Problem requirements:
Reprint all records below exactly. No images.

====== Given information

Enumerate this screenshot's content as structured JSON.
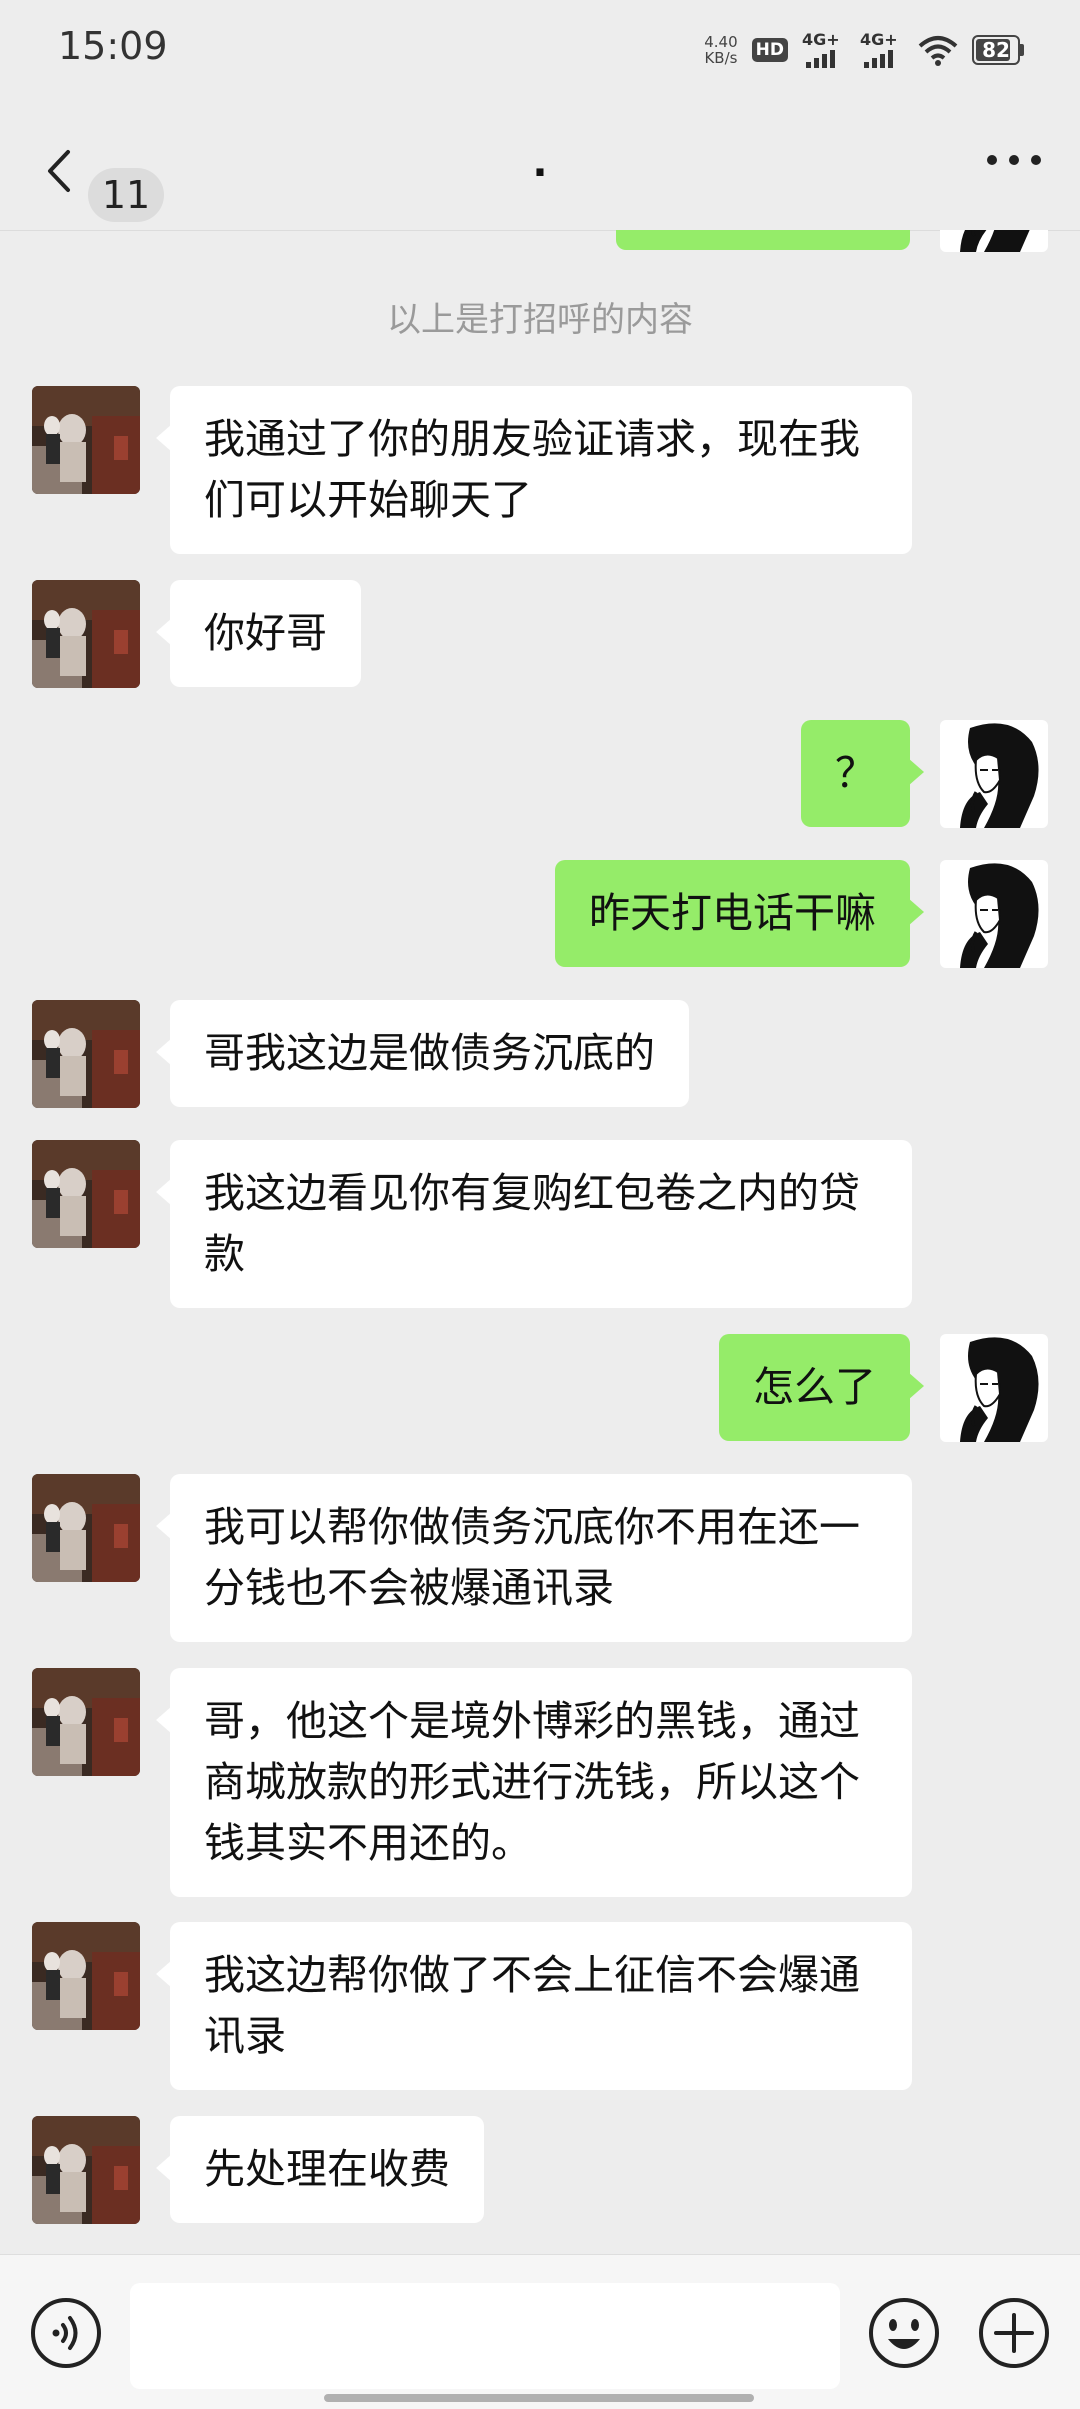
{
  "status_bar": {
    "time": "15:09",
    "net_speed_value": "4.40",
    "net_speed_unit": "KB/s",
    "hd_label": "HD",
    "signal1_label": "4G+",
    "signal2_label": "4G+",
    "battery": "82",
    "icons": [
      "hd-icon",
      "signal-4g-icon",
      "signal-4g-icon",
      "wifi-icon",
      "battery-icon"
    ]
  },
  "header": {
    "back_count": "11",
    "title": ".",
    "icons": [
      "back-chevron-icon",
      "more-dots-icon"
    ]
  },
  "chat": {
    "system_note": "以上是打招呼的内容",
    "messages": [
      {
        "side": "in",
        "text": "我通过了你的朋友验证请求，现在我们可以开始聊天了"
      },
      {
        "side": "in",
        "text": "你好哥"
      },
      {
        "side": "out",
        "text": "？"
      },
      {
        "side": "out",
        "text": "昨天打电话干嘛"
      },
      {
        "side": "in",
        "text": "哥我这边是做债务沉底的"
      },
      {
        "side": "in",
        "text": "我这边看见你有复购红包卷之内的贷款"
      },
      {
        "side": "out",
        "text": "怎么了"
      },
      {
        "side": "in",
        "text": "我可以帮你做债务沉底你不用在还一分钱也不会被爆通讯录"
      },
      {
        "side": "in",
        "text": "哥，他这个是境外博彩的黑钱，通过商城放款的形式进行洗钱，所以这个钱其实不用还的。"
      },
      {
        "side": "in",
        "text": "我这边帮你做了不会上征信不会爆通讯录"
      },
      {
        "side": "in",
        "text": "先处理在收费"
      }
    ]
  },
  "input_bar": {
    "text_value": "",
    "icons": [
      "voice-icon",
      "emoji-icon",
      "plus-icon"
    ]
  },
  "colors": {
    "background": "#ededed",
    "outgoing_bubble": "#95ec69",
    "incoming_bubble": "#ffffff",
    "system_text": "#9a9a9a"
  }
}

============

Final answer:
Enumerate this screenshot's content as structured JSON.
{
  "status_bar": {
    "time": "15:09",
    "net_speed_value": "4.40",
    "net_speed_unit": "KB/s",
    "hd_label": "HD",
    "signal1_label": "4G+",
    "signal2_label": "4G+",
    "battery": "82",
    "icons": [
      "hd-icon",
      "signal-4g-icon",
      "signal-4g-icon",
      "wifi-icon",
      "battery-icon"
    ]
  },
  "header": {
    "back_count": "11",
    "title": ".",
    "icons": [
      "back-chevron-icon",
      "more-dots-icon"
    ]
  },
  "chat": {
    "system_note": "以上是打招呼的内容",
    "messages": [
      {
        "side": "in",
        "text": "我通过了你的朋友验证请求，现在我们可以开始聊天了"
      },
      {
        "side": "in",
        "text": "你好哥"
      },
      {
        "side": "out",
        "text": "？"
      },
      {
        "side": "out",
        "text": "昨天打电话干嘛"
      },
      {
        "side": "in",
        "text": "哥我这边是做债务沉底的"
      },
      {
        "side": "in",
        "text": "我这边看见你有复购红包卷之内的贷款"
      },
      {
        "side": "out",
        "text": "怎么了"
      },
      {
        "side": "in",
        "text": "我可以帮你做债务沉底你不用在还一分钱也不会被爆通讯录"
      },
      {
        "side": "in",
        "text": "哥，他这个是境外博彩的黑钱，通过商城放款的形式进行洗钱，所以这个钱其实不用还的。"
      },
      {
        "side": "in",
        "text": "我这边帮你做了不会上征信不会爆通讯录"
      },
      {
        "side": "in",
        "text": "先处理在收费"
      }
    ]
  },
  "input_bar": {
    "text_value": "",
    "icons": [
      "voice-icon",
      "emoji-icon",
      "plus-icon"
    ]
  },
  "colors": {
    "background": "#ededed",
    "outgoing_bubble": "#95ec69",
    "incoming_bubble": "#ffffff",
    "system_text": "#9a9a9a"
  }
}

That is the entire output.